I think the bigger question is, why would you want to do this? Like you noted, the solution guide says the default is 100 milliseconds (see below). Do you get your support from Cisco and/or a partner, as if you switch to something non-standard, or go to upgrade at some point, TAC/A2Q may flag it? ----- "There are several parameters associated with heartbeats. In general, leave these parameters set to their system default values. Some of these values are specified when a connection is established. Other parameters can be set in the Windows registry. The two values of most interest are:
The amount of time between heartbeats
The number of missed heartbeats (currently hard-coded to five) that indicate a failure
The default value for the private heartbeat interval between redundant components is 100 milliseconds. One side can detect the failure of the circuit or the other side after 500 ms. The default heartbeat interval between a central site and a peripheral gateway is 400 ms. In this case, it takes 2 seconds to reach the circuit failure threshold."

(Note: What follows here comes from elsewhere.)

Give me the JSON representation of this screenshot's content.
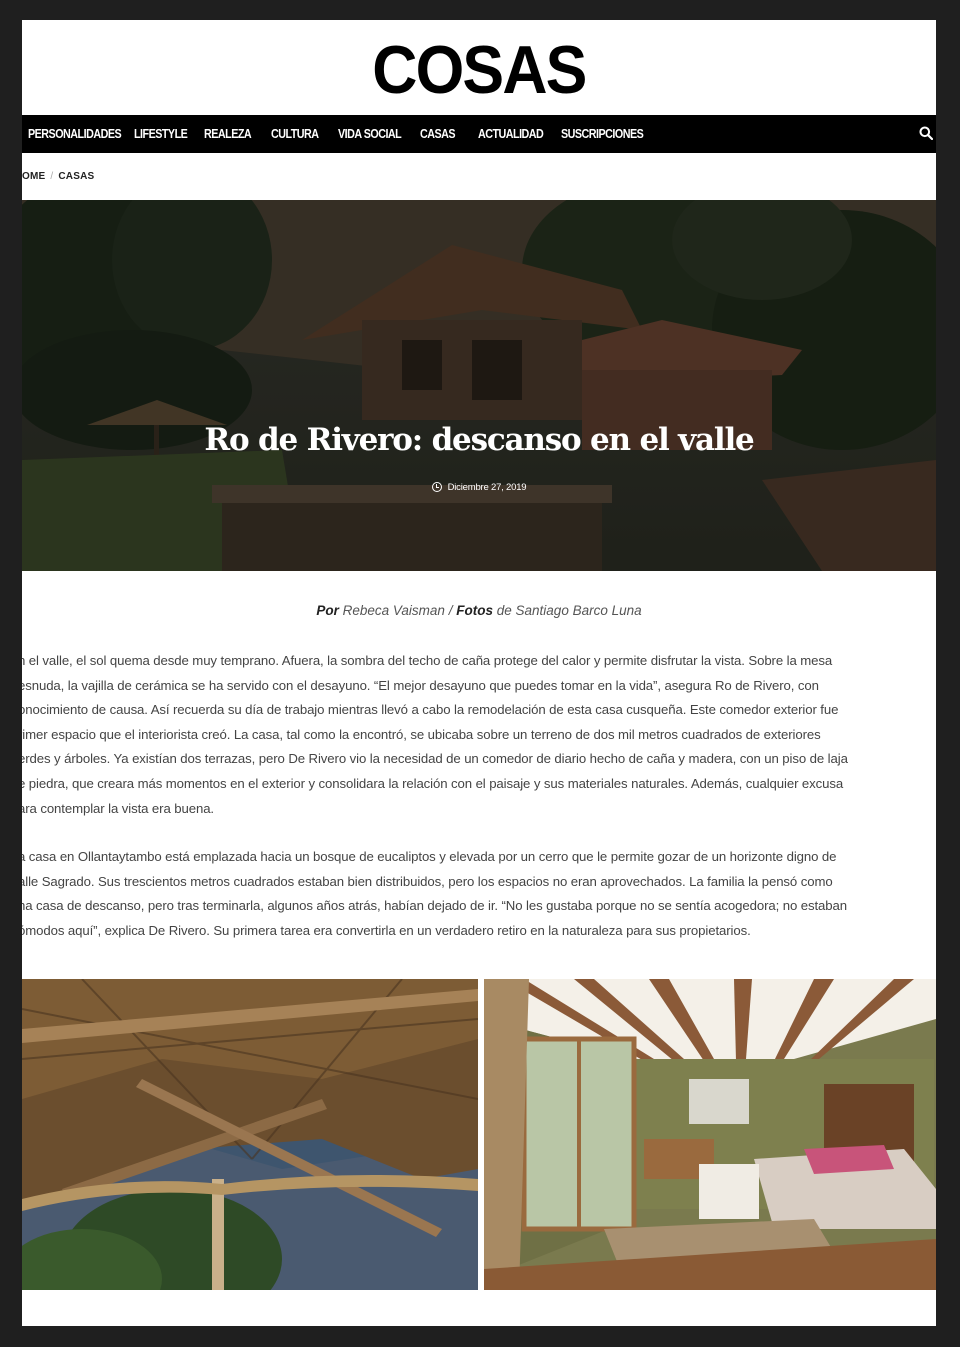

Are you using the same physical network for both private and public traffic? That is also a red flag for support. There are QoS settings that may help prioritize the high priority private traffic as well. One thing to try is a continuous ping to/from the private interfaces to get an idea of just how much variation there is in latency and packet loss. IMHO if your private network is not robust enough to consistently handle the defaults, you are better off running simplex than messing with the timers or counters - rarely does it improve matters and usually causes unpredictable performance.
We had similar case the system fails over from PG site A (Active node) to PG site B (Standby node) which isn't smooth and affecting on agents' finesse web interface and when it comes back to Site A again after it becomes reachable finesse flaps again. This flapping wasn't detected on our Network monitoring tools.
After a lot of discussions with our partner, we came with the conclusion that if we would increase the failover interval, we would have to get cisco professional services to redesign every component that relies on the CTI High available service and will pay professional services to any other system that will integrate with it to adjust its timeout to support that Custom PG high availability. and we could also face possible instability of these integrated systems' because of it.
You can find all about this topic, if you read chapter High Availability and Network Design in Solution Design Guide for Cisco Unified Contact Center Enterprise document.
However, After sometime issue was resolved on its own, when we tracked it back to see what might have solved it, we found that during one of unrelated CiscoTAC case, CiscoTAC Engineer did exit_opc command on PG that might have fixed it.
Caution: Use caution when you issue the exit_opc command. This command instructs the OPC process to exit on both sides of the PG, if duplexed. Node Manager forces the process to restart, which then forces a reload of the configuration for the Call Router. All internal peripheral and agent states are flushed. Then, OPC and Peripheral Interface Manager (PIM) relearn the PG and its configuration.